Stonehenge II in Texas Hill Country

What do Stonehenge, Easter Island, and Texas Hill Country have in common? A visit to Hill Country Arts Foundation in Ingram, Texas, solves that mystery. There you’ll find a Stonehenge and two Easter Island Moai head replicas. The structures are the work of two Hill Country residents, Al Shepperd and Doug Hill.

Stonehenge II and Moai heads

Neighbors, the two men hatched the plan to build a Stonehenge replica in 1989. Using steel frames, plaster and metal mesh, they built a scaled version (about 90 percent the height and 60 percent the width) of the famous Stonehenge circle on Shepperd’s ranch. It took them just nine months to construct the monument. A few years later they fabricated two Moai heads following a trip Shepperd made to Easter Island. For years, tourists flocked to Hunt to see the oddities.

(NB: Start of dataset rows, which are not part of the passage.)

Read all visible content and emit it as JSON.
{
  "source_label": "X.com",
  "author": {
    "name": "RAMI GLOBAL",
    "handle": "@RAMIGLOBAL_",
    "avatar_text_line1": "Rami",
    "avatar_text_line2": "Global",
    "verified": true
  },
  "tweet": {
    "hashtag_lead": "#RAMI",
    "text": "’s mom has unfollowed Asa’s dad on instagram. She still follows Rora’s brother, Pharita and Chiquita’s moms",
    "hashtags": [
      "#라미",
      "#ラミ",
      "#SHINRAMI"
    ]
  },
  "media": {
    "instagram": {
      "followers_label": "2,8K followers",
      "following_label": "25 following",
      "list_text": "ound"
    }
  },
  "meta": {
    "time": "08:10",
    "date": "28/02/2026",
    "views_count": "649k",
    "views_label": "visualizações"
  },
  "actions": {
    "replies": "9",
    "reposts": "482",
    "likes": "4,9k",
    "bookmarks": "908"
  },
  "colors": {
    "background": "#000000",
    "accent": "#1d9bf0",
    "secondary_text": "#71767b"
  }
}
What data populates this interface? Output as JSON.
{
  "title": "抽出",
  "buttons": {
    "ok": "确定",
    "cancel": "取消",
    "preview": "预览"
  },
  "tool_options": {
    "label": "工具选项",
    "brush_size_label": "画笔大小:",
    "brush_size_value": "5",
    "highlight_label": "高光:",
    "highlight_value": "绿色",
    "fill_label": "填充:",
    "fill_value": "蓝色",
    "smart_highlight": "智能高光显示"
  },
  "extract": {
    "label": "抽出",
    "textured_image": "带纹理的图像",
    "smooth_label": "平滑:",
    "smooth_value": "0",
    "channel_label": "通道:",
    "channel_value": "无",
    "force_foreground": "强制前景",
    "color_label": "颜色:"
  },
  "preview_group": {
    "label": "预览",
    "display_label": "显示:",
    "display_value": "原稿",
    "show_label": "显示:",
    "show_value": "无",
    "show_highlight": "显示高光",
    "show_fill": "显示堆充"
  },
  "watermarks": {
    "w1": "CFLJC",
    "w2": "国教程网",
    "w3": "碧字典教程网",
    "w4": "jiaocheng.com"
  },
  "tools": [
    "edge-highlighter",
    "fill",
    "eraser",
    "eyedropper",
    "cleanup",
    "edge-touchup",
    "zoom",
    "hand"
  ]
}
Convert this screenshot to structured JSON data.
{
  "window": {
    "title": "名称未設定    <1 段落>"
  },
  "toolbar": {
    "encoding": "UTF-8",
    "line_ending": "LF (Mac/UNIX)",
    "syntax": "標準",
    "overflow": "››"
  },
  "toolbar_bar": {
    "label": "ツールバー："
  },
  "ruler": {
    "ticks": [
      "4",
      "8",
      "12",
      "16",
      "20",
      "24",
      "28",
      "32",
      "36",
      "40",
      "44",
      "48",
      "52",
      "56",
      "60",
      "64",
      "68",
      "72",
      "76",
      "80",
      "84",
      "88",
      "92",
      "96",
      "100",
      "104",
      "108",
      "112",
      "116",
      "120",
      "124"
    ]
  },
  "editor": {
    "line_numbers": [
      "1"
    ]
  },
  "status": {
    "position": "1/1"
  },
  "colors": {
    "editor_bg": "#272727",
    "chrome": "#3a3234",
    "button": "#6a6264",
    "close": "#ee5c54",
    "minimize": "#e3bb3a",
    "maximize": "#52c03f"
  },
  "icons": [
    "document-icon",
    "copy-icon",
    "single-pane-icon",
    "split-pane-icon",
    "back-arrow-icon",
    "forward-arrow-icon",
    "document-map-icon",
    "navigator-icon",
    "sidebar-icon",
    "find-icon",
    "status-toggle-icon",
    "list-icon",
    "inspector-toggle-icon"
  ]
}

Current location

Stonehenge II and the Moai heads found a new home in 2010 on the grounds of the Hill Country Arts Foundation in Ingram. I have to say, this location is perfect. The Moai heads flank a dirt pathway leading through a meadow to Stonehenge II. It’s a bucolic spot, with the Guadalupe River just off to the left.

Admission to the site is free, but the photographic opportunity is priceless.


I recommend you visit Stonehenge II about lunchtime. Why? Co-located on the art foundation property is a delightful little restaurant, Encore. The restaurant offers home-style lunches six days a week (closed Mondays). The restaurant has an outdoor deck that overlooks the Guadalupe River. We lunched there during our visit and were pleasantly surprised by the freshness of the cuisine and friendliness of the service. They also proffer an amazing selection of craft beers.

Blue Topaz

If you’re in the market for unique, fine jewelry, you’ll find it in Ingram. Just down the road from Stonehenge II is Gems of Hill Country. The jeweler Diane Eames and her partner Brad Hodges offer lone star cut (that’s the cut with the embedded five-pointed Texas star), blue topaz jewelry. Blue topaz is the official state gem of Texas and found only in the Mason area. The stone is usually clear, but you can also find blue variations. The more intense the blue, the more valuable the stone. Eames is a true artist. The stones she cuts are breathtakingly beautiful. Prices begin in the $200 range and go up from there.

When you go

Stonehenge II (120 Point Theatre Road South, Ingram) is in a field. As such, it’s accessible seven days a week. Encore (122 Point Theatre Road South, Ingram) is open for lunch 11 am to 2 pm Tuesdays through Sundays. And Gems of the Hill Country (200 Highway 39, Ingram) is open by appointment (phone (830)-367-3368).


Sam Houston, Tribute in Courage

The Sam Houston statue at Huntsville puts an exclamation point on the saying everything is bigger in Texas. The 65-foot statue towers alongside Interstate 45, between Dallas and Sam HoustonHouston. Looking distinguished in topcoat, colonial wig, and with his walking stick, Sam Houston dwarfs the surrounding pine trees. If you have the opportunity, stop and pay the old gent a visit.

The City of Huntsville purports that Sam is “tallest free standing statue of an American hero.” President of the Republic of Texas and later Governor of the State of Texas, Sam Houston played a pivotal role in Texas’ early history. What you may not have known, is that the Texas hero spent the last two years of his life in Huntsville. The Texas fore father is buried in nearby Oakwood Cemetery (Avenue I and Ninth Street, Huntsville).

Titled Tribute to Courage, the monument is the work of Houston based artist David Adickes. The statue statistics are impressive. It weighs about 32 tons, stands on a 10-foot marble base, and is the second largest freestanding statue in Texas. Surprisingly, the statue is only 20 years old, installed in 1994. Adickes built the concrete and steel Houston in ten-foot segments. One head segment not used in the final statue, can be seen on the grounds. It’s a great location for a picture!

When you go

Take Interstate 45 exit 109 or 112. The Sam Houston statue is accessed through the visitors center whose hours of operation are Monday to Friday from 9 a.m. to 5 p.m.; Saturday 10 a.m. to 5 p.m.; and Sunday 11 a.m. to 5 p.m. Be sure to bring your camera!